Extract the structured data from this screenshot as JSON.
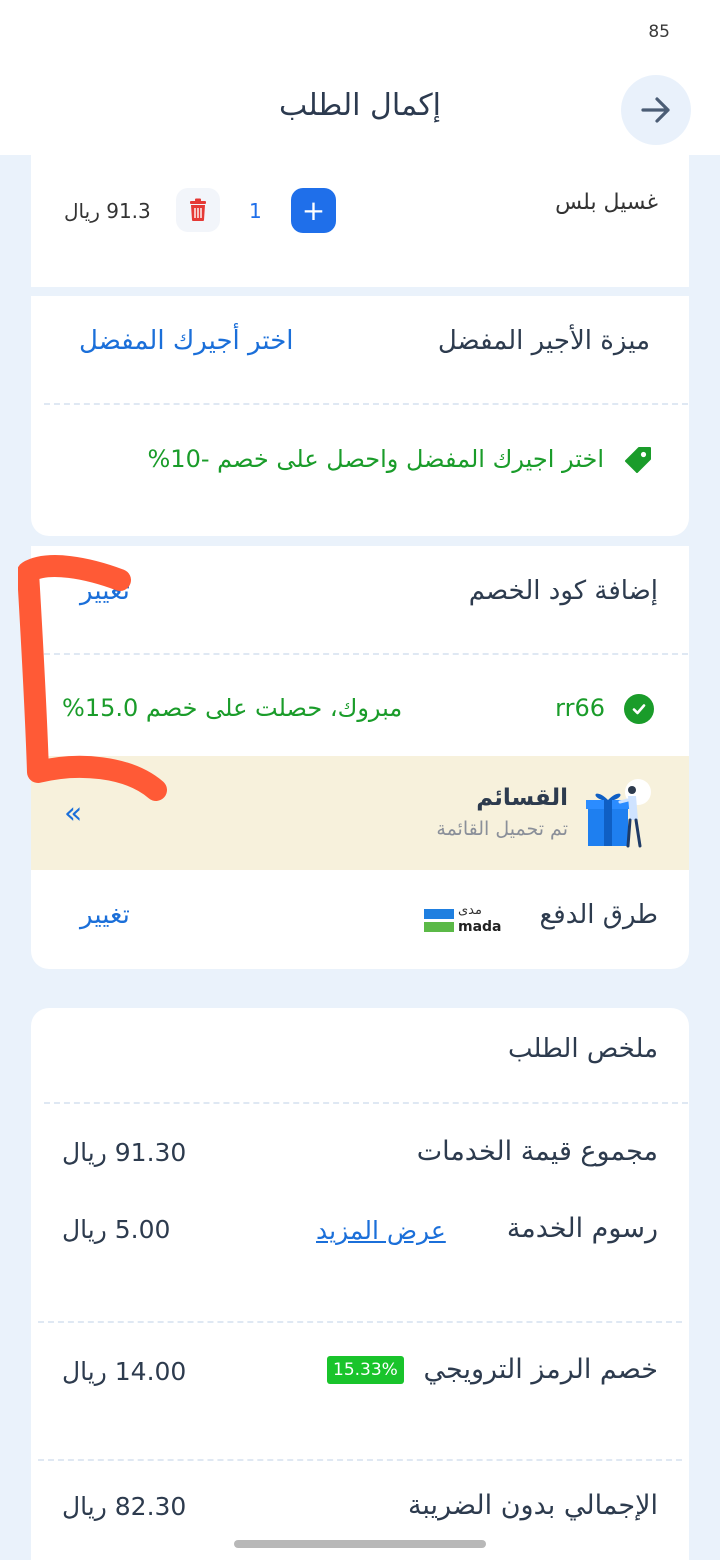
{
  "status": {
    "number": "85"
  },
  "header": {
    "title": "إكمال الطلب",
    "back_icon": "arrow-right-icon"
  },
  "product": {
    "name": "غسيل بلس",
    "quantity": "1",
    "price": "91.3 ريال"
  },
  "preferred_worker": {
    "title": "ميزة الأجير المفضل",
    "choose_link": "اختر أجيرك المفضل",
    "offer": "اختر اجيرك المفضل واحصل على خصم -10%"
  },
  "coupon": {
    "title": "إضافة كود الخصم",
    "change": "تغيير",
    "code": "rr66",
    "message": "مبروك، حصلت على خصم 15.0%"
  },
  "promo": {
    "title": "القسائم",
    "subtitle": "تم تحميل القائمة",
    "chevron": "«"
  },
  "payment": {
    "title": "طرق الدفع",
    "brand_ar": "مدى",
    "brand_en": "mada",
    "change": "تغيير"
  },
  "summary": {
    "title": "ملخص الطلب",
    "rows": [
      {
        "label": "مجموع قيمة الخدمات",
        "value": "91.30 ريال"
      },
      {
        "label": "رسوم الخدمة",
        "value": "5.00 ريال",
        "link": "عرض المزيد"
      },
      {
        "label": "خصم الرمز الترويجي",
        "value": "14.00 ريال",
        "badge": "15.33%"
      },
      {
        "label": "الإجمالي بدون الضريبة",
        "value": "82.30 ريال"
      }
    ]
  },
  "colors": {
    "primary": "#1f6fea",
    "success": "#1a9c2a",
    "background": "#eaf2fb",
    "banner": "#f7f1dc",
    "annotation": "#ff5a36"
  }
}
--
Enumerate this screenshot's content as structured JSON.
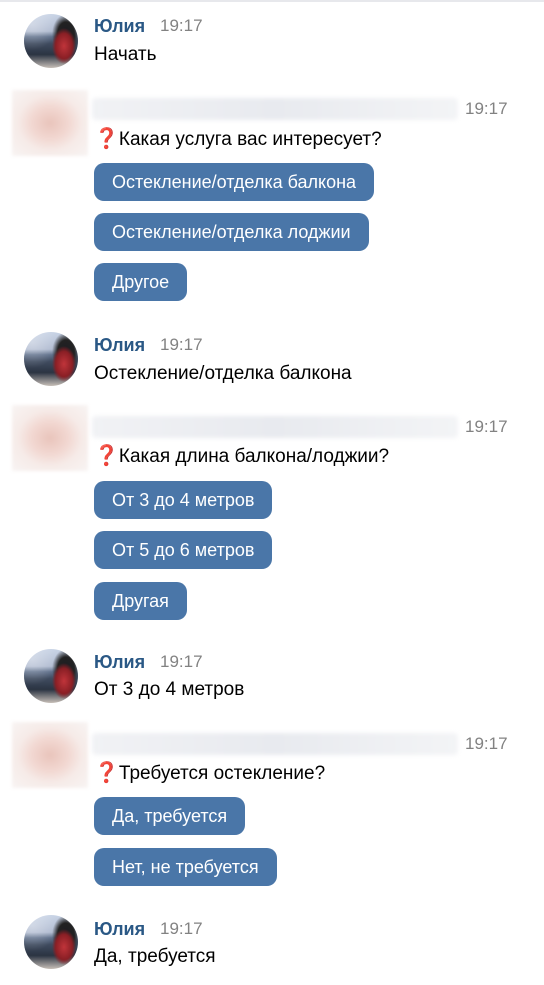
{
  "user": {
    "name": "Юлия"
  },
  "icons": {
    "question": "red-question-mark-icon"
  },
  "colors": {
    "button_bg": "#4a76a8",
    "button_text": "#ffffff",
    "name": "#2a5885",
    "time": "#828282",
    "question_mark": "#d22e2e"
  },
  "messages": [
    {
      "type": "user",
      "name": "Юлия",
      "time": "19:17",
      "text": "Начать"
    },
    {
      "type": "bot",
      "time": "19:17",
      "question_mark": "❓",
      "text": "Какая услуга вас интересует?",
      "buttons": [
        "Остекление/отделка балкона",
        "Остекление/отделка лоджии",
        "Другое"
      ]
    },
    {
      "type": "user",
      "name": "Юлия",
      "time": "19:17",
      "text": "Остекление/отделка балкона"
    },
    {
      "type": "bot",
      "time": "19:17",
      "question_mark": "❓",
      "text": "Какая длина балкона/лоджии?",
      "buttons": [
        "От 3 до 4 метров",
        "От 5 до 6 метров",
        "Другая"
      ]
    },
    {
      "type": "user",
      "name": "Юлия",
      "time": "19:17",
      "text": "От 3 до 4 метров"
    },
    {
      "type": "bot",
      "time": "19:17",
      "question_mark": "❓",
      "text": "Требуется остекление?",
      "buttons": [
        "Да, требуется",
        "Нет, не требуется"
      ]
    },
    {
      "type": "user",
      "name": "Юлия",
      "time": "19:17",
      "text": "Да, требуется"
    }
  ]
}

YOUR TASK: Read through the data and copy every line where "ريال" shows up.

EXERCISE OUTPUT:
    "price": "91.3 ريال"
        "value": "91.30 ريال"
        "value": "5.00 ريال",
        "value": "14.00 ريال",
        "value": "82.30 ريال"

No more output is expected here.